## Requirement
Copy each line of the listing below where the word "kind" turns up.
****************************************
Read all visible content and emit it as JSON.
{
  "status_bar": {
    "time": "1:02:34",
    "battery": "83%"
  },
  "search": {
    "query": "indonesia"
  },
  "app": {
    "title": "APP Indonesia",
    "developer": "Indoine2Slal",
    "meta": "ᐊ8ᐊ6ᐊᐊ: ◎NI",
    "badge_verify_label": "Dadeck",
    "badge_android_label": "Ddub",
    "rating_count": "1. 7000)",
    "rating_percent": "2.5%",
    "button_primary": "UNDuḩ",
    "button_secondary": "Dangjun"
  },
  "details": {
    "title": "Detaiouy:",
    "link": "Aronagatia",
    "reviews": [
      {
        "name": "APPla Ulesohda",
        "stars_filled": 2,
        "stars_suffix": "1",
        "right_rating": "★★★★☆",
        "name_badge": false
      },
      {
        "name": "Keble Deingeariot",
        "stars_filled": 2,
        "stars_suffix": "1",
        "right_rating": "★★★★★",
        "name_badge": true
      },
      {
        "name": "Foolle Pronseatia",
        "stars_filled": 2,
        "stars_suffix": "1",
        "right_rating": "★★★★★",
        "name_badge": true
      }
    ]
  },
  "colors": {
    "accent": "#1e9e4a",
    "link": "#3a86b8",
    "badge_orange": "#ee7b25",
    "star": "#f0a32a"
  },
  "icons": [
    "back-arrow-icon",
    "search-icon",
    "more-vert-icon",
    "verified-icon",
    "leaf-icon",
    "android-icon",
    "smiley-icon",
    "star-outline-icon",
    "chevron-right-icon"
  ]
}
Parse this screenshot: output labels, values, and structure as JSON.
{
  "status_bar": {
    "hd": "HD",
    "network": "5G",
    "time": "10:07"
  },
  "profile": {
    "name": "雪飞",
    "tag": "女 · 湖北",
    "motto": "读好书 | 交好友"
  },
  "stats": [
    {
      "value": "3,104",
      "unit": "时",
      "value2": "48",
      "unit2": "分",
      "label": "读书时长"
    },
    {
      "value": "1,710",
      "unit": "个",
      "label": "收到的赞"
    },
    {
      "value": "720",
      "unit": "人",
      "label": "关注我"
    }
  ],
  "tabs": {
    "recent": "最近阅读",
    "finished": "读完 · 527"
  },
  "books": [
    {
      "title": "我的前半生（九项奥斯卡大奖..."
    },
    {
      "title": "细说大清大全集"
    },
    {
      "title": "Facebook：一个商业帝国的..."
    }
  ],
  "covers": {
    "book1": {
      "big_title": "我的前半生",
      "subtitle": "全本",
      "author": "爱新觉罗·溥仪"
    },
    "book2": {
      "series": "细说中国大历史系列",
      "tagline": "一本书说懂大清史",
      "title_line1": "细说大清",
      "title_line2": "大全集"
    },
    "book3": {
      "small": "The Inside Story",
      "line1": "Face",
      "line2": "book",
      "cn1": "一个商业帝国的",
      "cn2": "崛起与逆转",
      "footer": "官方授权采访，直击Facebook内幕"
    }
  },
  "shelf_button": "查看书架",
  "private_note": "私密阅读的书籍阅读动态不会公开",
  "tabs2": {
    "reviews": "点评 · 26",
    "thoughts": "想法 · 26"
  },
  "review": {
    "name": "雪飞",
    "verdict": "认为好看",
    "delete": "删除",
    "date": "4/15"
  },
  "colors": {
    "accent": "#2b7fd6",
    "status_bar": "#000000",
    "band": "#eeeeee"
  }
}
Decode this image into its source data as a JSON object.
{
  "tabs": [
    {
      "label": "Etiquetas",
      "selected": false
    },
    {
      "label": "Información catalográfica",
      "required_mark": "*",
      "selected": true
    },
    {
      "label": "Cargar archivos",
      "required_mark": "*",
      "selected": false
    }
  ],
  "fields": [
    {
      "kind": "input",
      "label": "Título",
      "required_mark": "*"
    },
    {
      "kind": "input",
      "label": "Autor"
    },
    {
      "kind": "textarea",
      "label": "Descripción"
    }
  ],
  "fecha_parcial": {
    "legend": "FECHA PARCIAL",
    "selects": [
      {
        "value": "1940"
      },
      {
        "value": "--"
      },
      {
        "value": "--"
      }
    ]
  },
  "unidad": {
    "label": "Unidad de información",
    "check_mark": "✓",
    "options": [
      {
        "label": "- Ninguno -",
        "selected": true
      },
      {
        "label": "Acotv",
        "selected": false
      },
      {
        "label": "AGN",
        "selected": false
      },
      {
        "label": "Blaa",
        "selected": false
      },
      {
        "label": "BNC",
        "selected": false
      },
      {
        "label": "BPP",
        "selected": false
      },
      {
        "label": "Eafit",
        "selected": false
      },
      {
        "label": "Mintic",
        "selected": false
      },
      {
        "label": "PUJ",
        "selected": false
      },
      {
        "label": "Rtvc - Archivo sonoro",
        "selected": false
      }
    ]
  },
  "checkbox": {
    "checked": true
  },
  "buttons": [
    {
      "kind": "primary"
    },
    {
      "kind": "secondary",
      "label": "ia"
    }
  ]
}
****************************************
## Response to this task
      "kind": "input",
      "kind": "input",
      "kind": "textarea",
      "kind": "primary"
      "kind": "secondary",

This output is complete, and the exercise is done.